Cathy Freeman: Running into Icon Status
Already as a young child, Cathy Freeman, an Aboriginal Australian, discovered a talent and liking for running. Around the same time, she also experienced something that she interpreted as unequal treatment in the same sport. In an organized competition in school, as Freeman remembers it, she won a race but didn’t receive a prize, even though some non-indigenous race winners in the same event did. The experience opened her eyes to inequality, but quite remarkably, didn’t faze her very much. The important thing, Freeman thought, was that she had won her race. This attitude would help her stay focused throughout her athletic career, and eventually take her all the way to the Olympic final of the 400 meters in Sydney in the year 2000.

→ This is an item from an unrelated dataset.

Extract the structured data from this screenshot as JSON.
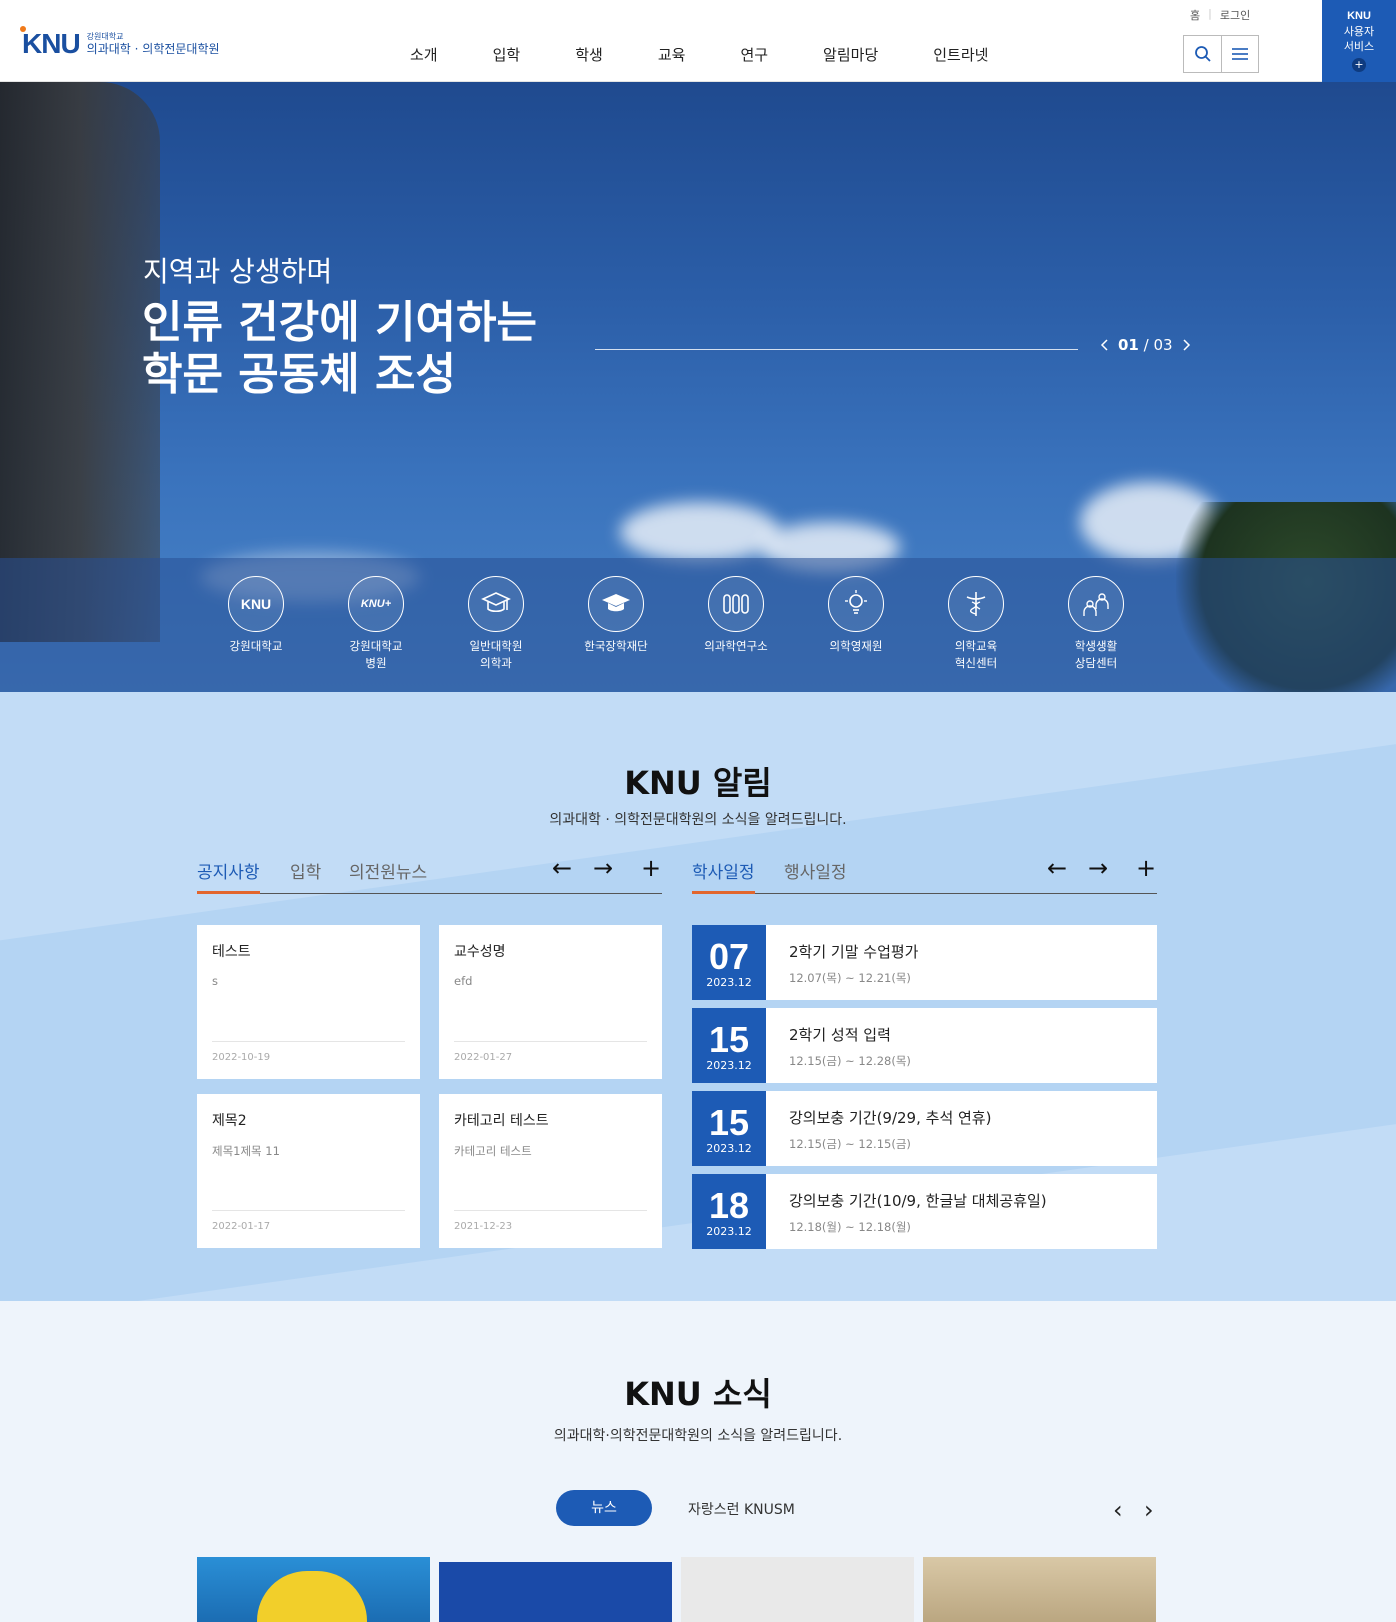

Having finally arrived at the highlight of her career — the 400 meter Olympic final at home in Sydney — an entire nation pinned its hopes on Cathy Freeman as she settled into the starting blocks. The starter’s gun sounded, and after 300 meters, to the excitement of the spectators, the home crowd’s favorite was in level first place with two other runners. The atmosphere in the arena now became electric, and as Freeman herself recalls, on the home-stretch she felt like she was lifted off the ground while her rivals all disappeared behind her. Australia’s indigenous sprint star, seconds after, went on to cross the finish line first, and in the subsequent lap of honor, proudly carried both the Australian and the Australian Aboriginal flags.

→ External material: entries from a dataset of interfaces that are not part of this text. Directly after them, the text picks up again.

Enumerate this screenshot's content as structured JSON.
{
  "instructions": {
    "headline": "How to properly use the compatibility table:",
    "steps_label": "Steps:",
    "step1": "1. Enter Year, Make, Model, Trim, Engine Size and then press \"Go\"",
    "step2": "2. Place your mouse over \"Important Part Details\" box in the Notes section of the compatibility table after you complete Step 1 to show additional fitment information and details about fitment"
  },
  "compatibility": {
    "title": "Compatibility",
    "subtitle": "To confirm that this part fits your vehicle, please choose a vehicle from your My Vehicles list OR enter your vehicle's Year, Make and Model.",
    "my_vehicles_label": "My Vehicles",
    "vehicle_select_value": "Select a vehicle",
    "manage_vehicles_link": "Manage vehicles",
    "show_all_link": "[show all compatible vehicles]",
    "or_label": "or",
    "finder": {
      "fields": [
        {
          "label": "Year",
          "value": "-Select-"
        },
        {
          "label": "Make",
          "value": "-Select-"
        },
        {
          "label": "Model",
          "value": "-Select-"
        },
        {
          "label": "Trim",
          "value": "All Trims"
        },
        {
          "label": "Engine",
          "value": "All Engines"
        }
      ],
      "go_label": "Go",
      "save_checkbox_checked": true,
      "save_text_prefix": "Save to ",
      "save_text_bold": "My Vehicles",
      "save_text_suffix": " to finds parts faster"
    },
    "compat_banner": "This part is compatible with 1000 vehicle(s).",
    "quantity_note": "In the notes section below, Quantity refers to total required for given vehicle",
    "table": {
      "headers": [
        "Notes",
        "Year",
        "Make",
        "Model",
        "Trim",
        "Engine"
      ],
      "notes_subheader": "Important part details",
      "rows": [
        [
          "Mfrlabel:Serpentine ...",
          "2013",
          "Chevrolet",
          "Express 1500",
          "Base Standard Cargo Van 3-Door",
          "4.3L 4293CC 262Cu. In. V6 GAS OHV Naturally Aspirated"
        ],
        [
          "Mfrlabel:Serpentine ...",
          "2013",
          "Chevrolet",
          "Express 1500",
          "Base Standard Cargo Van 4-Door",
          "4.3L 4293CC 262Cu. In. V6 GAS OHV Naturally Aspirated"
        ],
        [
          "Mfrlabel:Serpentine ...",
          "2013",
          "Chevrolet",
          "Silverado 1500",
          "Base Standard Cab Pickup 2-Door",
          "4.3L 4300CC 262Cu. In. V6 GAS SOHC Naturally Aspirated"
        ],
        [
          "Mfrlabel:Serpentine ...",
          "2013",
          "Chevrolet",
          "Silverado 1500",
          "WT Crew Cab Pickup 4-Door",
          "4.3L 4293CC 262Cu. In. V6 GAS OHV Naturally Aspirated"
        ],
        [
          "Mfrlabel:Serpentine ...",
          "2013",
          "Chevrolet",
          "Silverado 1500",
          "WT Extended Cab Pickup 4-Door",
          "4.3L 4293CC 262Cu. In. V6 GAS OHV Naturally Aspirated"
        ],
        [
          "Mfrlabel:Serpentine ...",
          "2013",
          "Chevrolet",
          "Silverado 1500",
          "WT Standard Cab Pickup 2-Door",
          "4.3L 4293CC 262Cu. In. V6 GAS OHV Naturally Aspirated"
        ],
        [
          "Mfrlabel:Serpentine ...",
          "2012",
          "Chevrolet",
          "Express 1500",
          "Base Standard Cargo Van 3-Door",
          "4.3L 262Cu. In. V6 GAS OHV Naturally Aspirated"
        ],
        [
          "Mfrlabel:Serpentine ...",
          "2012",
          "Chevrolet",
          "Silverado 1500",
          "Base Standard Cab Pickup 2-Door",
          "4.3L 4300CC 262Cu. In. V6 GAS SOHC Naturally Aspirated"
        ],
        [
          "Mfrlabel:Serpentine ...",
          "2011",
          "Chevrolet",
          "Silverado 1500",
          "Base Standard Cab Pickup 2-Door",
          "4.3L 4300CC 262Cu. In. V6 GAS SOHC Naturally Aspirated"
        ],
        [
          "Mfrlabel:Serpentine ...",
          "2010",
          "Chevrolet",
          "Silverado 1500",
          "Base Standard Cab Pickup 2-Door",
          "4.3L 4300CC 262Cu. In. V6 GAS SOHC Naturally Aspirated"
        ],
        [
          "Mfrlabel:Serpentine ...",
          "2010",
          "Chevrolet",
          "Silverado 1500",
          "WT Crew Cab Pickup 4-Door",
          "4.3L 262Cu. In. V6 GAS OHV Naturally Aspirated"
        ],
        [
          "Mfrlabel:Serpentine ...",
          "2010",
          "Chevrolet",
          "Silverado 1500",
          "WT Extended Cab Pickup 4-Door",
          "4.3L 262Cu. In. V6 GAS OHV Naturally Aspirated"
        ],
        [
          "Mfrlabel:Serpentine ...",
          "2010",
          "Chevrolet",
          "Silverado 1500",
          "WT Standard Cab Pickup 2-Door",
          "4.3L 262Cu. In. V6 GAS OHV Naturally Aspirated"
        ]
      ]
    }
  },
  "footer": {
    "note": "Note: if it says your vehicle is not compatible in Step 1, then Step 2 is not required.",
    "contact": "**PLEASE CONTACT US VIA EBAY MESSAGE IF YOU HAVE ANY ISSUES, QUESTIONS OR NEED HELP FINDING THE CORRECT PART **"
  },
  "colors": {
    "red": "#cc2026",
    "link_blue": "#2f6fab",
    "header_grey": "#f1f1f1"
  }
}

Winning an individual Olympic gold, something that no other indigenous Australian had done, made Cathy Freeman a symbol of opportunity for Australia’s indigenous people and earned her fame and icon status all over Australia. Riding this wave of success, after her retirement from sports, Freeman then used her reputation to call attention to issues related to indigenous Australians, and also launched the Cathy Freeman Foundation. Her foundation, still operating today, is a charity organization that provides extra resources to make camps and sporting programs available to indigenous Australian school children. These extracurricular activities are to serve as motivation to attend school, and ultimately, improve indigenous Australian students’ results, which are below the national average.